Charging On shows that only 19 out of Scotland's 32 local authorities claim to produce a leaflet explaining their charging policy and how it works. In many parts of Scotland there is an absence of readily available, good quality information about charges. The quality of the information varies considerably in terms of style, accuracy, comprehensiveness and in the language used. Even worse, some of the information produced seems to indicate ignorance of the law and government guidance in this complex area.
Leaflets are not as widely available as the SCC would like, with less than a third making such information available at libraries, and less than half using GP surgeries and health centres to distribute their information.
Deirdre Hutton, chairman of the SCC, said 'One of the single most effective ways of improving the information available would be to involve users and carers and their representative organisations more fully in the process of preparing and reviewing information products'.
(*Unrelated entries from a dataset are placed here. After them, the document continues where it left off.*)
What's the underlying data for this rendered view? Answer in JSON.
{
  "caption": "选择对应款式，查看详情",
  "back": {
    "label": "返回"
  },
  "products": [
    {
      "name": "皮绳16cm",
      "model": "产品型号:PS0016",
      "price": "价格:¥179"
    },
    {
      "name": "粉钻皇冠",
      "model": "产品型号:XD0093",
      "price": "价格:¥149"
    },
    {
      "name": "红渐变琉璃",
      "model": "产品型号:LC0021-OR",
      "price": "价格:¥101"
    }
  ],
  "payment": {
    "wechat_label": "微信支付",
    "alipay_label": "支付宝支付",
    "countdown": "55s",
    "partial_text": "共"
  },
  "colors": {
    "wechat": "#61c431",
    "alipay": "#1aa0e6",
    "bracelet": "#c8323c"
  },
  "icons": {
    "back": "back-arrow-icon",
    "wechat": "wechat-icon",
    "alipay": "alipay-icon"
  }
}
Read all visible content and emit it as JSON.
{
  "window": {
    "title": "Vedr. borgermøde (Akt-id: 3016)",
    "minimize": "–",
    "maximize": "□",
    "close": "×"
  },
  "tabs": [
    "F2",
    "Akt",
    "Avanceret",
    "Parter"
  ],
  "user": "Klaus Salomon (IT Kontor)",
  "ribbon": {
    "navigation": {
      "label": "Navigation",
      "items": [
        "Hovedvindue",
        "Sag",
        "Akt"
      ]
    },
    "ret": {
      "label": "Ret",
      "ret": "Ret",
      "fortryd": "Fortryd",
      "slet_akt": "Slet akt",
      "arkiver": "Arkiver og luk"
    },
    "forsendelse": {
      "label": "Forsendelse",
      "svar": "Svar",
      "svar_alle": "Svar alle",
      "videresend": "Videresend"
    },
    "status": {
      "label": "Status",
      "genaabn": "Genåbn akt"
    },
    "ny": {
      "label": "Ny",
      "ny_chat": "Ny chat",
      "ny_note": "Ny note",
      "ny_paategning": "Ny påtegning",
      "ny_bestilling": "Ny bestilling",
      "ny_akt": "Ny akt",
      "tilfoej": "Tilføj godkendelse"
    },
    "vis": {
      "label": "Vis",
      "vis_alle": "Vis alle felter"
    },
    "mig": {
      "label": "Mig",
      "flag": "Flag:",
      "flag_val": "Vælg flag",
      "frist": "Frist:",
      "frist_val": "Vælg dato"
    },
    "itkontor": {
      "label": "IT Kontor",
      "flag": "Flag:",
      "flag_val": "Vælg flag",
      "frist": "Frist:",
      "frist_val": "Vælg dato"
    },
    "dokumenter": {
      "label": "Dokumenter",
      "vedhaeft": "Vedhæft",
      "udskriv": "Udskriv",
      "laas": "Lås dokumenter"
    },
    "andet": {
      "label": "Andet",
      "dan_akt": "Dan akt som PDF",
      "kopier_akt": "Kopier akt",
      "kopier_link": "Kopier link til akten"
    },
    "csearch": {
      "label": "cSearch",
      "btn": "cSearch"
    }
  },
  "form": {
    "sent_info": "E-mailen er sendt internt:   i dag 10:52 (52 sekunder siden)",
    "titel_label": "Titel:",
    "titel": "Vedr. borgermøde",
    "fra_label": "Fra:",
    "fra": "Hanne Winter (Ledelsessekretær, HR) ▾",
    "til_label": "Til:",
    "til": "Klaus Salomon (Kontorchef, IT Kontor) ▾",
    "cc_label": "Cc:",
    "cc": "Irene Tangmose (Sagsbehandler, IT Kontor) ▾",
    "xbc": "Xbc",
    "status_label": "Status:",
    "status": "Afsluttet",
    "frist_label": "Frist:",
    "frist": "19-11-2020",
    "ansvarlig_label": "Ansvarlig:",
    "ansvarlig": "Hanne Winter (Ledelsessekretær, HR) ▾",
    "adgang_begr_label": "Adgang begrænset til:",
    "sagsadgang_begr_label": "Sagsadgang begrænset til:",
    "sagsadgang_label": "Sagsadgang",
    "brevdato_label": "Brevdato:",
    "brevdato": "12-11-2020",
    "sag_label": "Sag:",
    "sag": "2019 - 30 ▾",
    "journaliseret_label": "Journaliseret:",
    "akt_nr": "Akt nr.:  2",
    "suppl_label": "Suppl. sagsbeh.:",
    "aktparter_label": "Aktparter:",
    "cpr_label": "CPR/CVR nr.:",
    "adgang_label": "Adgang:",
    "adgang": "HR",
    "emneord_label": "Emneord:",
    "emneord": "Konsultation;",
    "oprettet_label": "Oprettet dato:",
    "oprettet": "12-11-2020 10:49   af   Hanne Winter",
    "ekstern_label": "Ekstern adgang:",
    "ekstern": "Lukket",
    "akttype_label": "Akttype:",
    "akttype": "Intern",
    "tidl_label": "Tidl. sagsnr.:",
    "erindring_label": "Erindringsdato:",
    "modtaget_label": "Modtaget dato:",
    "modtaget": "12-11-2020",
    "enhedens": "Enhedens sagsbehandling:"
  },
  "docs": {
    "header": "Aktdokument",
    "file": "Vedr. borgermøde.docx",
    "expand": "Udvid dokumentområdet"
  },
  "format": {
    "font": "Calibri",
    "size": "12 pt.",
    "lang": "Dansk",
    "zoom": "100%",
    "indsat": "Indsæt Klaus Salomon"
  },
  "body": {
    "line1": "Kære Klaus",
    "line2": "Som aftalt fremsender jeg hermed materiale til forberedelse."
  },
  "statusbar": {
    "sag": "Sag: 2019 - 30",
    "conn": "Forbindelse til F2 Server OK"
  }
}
The SCC also believes that the Scottish parliament must consider the whole question of charging for community care services as an early priority, in particular whether it would be desirable for charging for non-residential care services to be subject to national guidelines in the same way as residential care.
A full copy of the report Charging On is available, price£10, from:
Scottish Consumer Council
Royal Exchange House
100 Queen Street
Tel 0141 226 5261
Fax 0141 221 0731
Email firstname.lastname@example.org .uk
The research involved a survey of all local authority social work departments. All authorities were also asked to send examples of the information they produce.
The report makes the following recommendations:
1To local authorities
Local authorities should review all the information they produce about non-residential care services to ensure that it contains adequate information about charging. This review should involve users and carers fully to ensure that the information meets the needs of those who will use it. The involvement of users and carers must be comprehensive, covering all client groups. This will ensure that the information :
- is clear about the frequency and method of payment of charges
- explains the right of review of a financial assessment
- gives sources of independent advice and advocacy services
- is produced in a suitable format
- is written in plain English
- describes the availability of alternative formats and minority languages
- is produced in a form which can be easily updated whenever changes are made to the charging policy
- is made available in appropriate locations
- contains sufficient information about who produced it, when it was published and who to contact for more information
- is subject to regular and ongoing review
Local authorities should review their policy and information to ensure that it reflects the law and government guidance.
2To the Social Work Services Group
The Social Work Services Group should consider ways in which it could promote a greater degree of awareness of its guidance, with a view to improving the consistency of approaches by local authorities both to charging policy and to information provision.
3To the Scottish Parliament
The parliament should review current policy on charging for non-residential community care services. In particular, it should consider whether there is a need for a consistent national approach.
About the Scottish Consumer Council: The SCC promotes and represents the interest of Scottish consumers in general and disadvantaged consumers in particular. The SCC researches areas of concern, and then seeks to influence and persuade the relevant bodies, such as central and local government, nationalist and independent industries and public, professional and private sector services.